ASSIGNED TASK —
Below are records; reproduce exactly the lines from the one containing "Serialize everything readable" through the end, both included, and only those.

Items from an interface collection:
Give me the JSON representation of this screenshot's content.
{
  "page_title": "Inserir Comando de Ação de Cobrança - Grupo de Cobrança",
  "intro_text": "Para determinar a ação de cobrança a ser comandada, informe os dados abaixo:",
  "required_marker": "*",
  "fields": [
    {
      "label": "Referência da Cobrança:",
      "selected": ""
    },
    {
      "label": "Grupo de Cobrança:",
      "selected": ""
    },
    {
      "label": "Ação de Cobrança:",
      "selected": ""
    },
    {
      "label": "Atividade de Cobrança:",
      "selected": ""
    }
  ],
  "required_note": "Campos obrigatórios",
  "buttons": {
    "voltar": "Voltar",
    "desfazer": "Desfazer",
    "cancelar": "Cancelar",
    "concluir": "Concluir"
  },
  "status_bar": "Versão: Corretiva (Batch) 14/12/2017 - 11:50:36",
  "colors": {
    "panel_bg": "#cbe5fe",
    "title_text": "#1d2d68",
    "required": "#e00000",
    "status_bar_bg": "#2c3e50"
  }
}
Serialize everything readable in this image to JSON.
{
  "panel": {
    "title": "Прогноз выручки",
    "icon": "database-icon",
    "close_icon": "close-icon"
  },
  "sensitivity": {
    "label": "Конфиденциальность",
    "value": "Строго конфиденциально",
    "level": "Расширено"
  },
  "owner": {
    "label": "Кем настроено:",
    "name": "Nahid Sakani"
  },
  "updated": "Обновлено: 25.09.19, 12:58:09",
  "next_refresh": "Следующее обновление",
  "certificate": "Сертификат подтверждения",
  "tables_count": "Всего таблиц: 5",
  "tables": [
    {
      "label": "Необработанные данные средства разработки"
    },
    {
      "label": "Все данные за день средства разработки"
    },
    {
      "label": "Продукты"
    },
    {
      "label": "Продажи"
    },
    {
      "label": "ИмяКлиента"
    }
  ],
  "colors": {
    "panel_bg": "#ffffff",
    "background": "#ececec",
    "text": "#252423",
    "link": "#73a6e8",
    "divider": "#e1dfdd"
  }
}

ANSWER TO THE EXERCISE —
Serialize everything readable in this image to JSON.
{
  "panel": {
    "title": "Прогноз выручки",
    "icon": "database-icon",
    "close_icon": "close-icon"
  },
  "sensitivity": {
    "label": "Конфиденциальность",
    "value": "Строго конфиденциально",
    "level": "Расширено"
  },
  "owner": {
    "label": "Кем настроено:",
    "name": "Nahid Sakani"
  },
  "updated": "Обновлено: 25.09.19, 12:58:09",
  "next_refresh": "Следующее обновление",
  "certificate": "Сертификат подтверждения",
  "tables_count": "Всего таблиц: 5",
  "tables": [
    {
      "label": "Необработанные данные средства разработки"
    },
    {
      "label": "Все данные за день средства разработки"
    },
    {
      "label": "Продукты"
    },
    {
      "label": "Продажи"
    },
    {
      "label": "ИмяКлиента"
    }
  ],
  "colors": {
    "panel_bg": "#ffffff",
    "background": "#ececec",
    "text": "#252423",
    "link": "#73a6e8",
    "divider": "#e1dfdd"
  }
}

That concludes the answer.